As I collected links this week, I found the list growing and growing until I realized I had a lot more than I could put to use. So I decided to collect some of them into a special Sunday edition of A La Carte. Enjoy!
From time to time I like to link to some of the books I’ve been enjoying but don’t plan to review. In that vein, William Hague’s William Wilberforce is a brilliant biography of a great individual.
WORLD covers the recent phenomenon of the Instagram account PreachersNSneakers. “WORLD asked 15 pastors featured on the site to respond to that question and also share the circumstances of their shoes. Were they a gift? Did they buy the sneakers before they were vintage? Only one pastor responded: ‘How’d you get my email?’”
I found this expert examination of body language rather interesting.
“We are, by nature, self-justifying creatures. Any sin to which we are prone may come with excuses. The circumstances under which we repeatedly find ourselves falling can readily be justified as necessary. Yet a repentant heart would do what is practicable to inconvenience itself enough to minimise repeat occurrences. There comes a point at which, if we’re not willing to do so, we are proactively giving sin a foothold and evidencing a heart that is happy to indulge sin. And that, dear reader, is a treacherous path indeed.”
Jared Wilson explains. “This passage tells us at least three things about the unborn, and thus about abortion…”
David L. Block and Kenneth C. Freeman explain five of the ways that Stephen Hawking, despite his intellectual brilliance, was so very wrong.
The Saturday Evening Post: “Everywhere American popular culture has penetrated, people use the phrase ‘Get out of Dodge’ or ‘Gettin’ outta Dodge’ when referring to some dangerous or threatening or generally unpleasant situation. The metaphor is thought to have originated among U.S. troops during the Vietnam War, but it anchors the idea that early Dodge City, Kansas, was an epic, world-class theater of interpersonal violence and civic disorder.”
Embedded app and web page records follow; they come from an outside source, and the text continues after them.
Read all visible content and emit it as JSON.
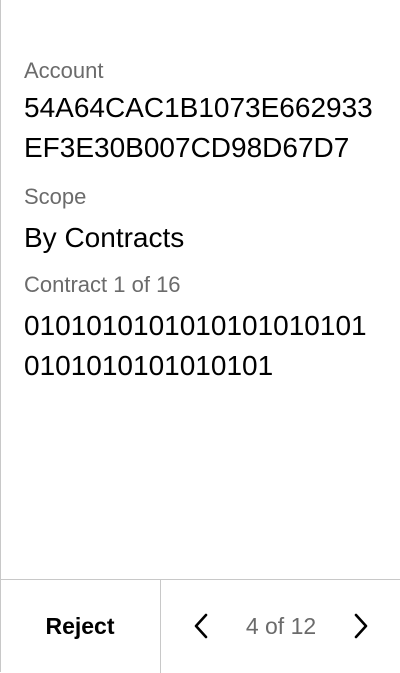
{
  "review": {
    "account_label": "Account",
    "account_value": "54A64CAC1B1073E662933EF3E30B007CD98D67D7",
    "scope_label": "Scope",
    "scope_value": "By Contracts",
    "contract_label": "Contract 1 of 16",
    "contract_value": "01010101010101010101010101010101010101"
  },
  "footer": {
    "reject_label": "Reject",
    "pager_text": "4 of 12",
    "prev_icon": "chevron-left-icon",
    "next_icon": "chevron-right-icon"
  }
}
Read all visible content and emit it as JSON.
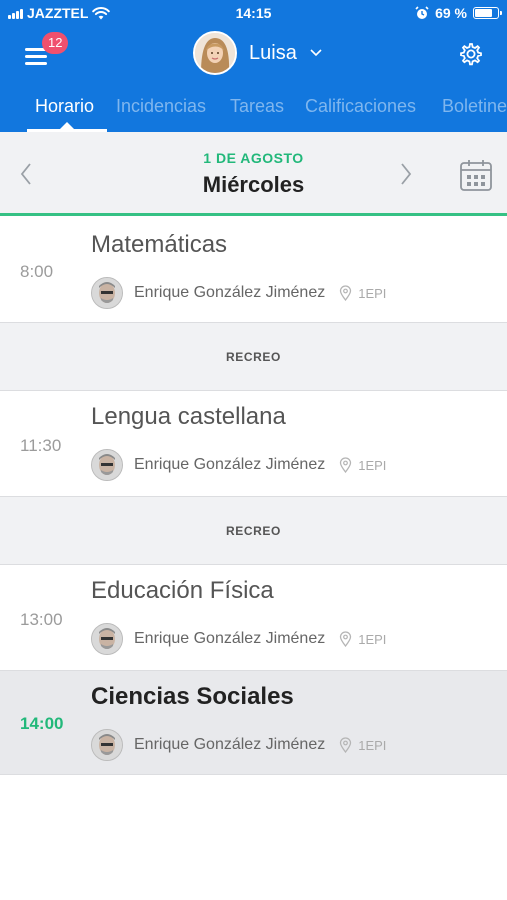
{
  "status_bar": {
    "carrier": "JAZZTEL",
    "time": "14:15",
    "battery_text": "69 %",
    "battery_level": 0.69
  },
  "header": {
    "notification_count": "12",
    "user_name": "Luisa",
    "icons": [
      "hamburger-menu-icon",
      "chevron-down-icon",
      "gear-icon"
    ]
  },
  "tabs": [
    {
      "label": "Horario",
      "active": true
    },
    {
      "label": "Incidencias",
      "active": false
    },
    {
      "label": "Tareas",
      "active": false
    },
    {
      "label": "Calificaciones",
      "active": false
    },
    {
      "label": "Boletine",
      "active": false
    }
  ],
  "date_nav": {
    "date": "1 DE AGOSTO",
    "weekday": "Miércoles"
  },
  "schedule": [
    {
      "time": "8:00",
      "subject": "Matemáticas",
      "teacher": "Enrique González Jiménez",
      "room": "1EPI",
      "current": false
    },
    {
      "break_label": "RECREO"
    },
    {
      "time": "11:30",
      "subject": "Lengua castellana",
      "teacher": "Enrique González Jiménez",
      "room": "1EPI",
      "current": false
    },
    {
      "break_label": "RECREO"
    },
    {
      "time": "13:00",
      "subject": "Educación Física",
      "teacher": "Enrique González Jiménez",
      "room": "1EPI",
      "current": false
    },
    {
      "time": "14:00",
      "subject": "Ciencias Sociales",
      "teacher": "Enrique González Jiménez",
      "room": "1EPI",
      "current": true
    }
  ],
  "colors": {
    "primary": "#1277de",
    "accent_green": "#22b87a",
    "badge": "#f0506e"
  }
}
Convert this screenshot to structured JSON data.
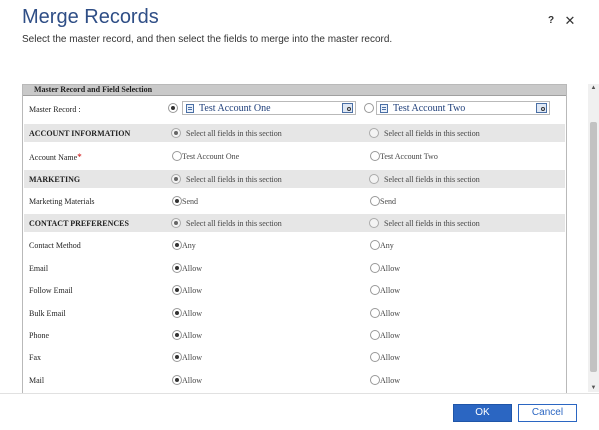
{
  "dialog": {
    "title": "Merge Records",
    "subtitle": "Select the master record, and then select the fields to merge into the master record.",
    "help_label": "?",
    "close_label": "✕"
  },
  "panel": {
    "header": "Master Record and Field Selection"
  },
  "master": {
    "label": "Master Record :",
    "record1": "Test Account One",
    "record2": "Test Account Two"
  },
  "sections": {
    "account": "ACCOUNT INFORMATION",
    "marketing": "MARKETING",
    "contact": "CONTACT PREFERENCES",
    "select_all": "Select all fields in this section"
  },
  "fields": {
    "account_name": {
      "label": "Account Name",
      "required": "*",
      "v1": "Test Account One",
      "v2": "Test Account Two"
    },
    "marketing_materials": {
      "label": "Marketing Materials",
      "v1": "Send",
      "v2": "Send"
    },
    "contact_method": {
      "label": "Contact Method",
      "v1": "Any",
      "v2": "Any"
    },
    "email": {
      "label": "Email",
      "v1": "Allow",
      "v2": "Allow"
    },
    "follow_email": {
      "label": "Follow Email",
      "v1": "Allow",
      "v2": "Allow"
    },
    "bulk_email": {
      "label": "Bulk Email",
      "v1": "Allow",
      "v2": "Allow"
    },
    "phone": {
      "label": "Phone",
      "v1": "Allow",
      "v2": "Allow"
    },
    "fax": {
      "label": "Fax",
      "v1": "Allow",
      "v2": "Allow"
    },
    "mail": {
      "label": "Mail",
      "v1": "Allow",
      "v2": "Allow"
    }
  },
  "footer": {
    "ok_label": "OK",
    "cancel_label": "Cancel"
  },
  "colors": {
    "accent": "#2b66c2",
    "title": "#2f4e86",
    "section_bg": "#e6e6e6"
  }
}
“The apostle Paul thought and spoke of Christian ministry as labor. He abhorred laziness in the pastorate.” So this article is meant to address pastors and encourage them on in the hard work God calls them to.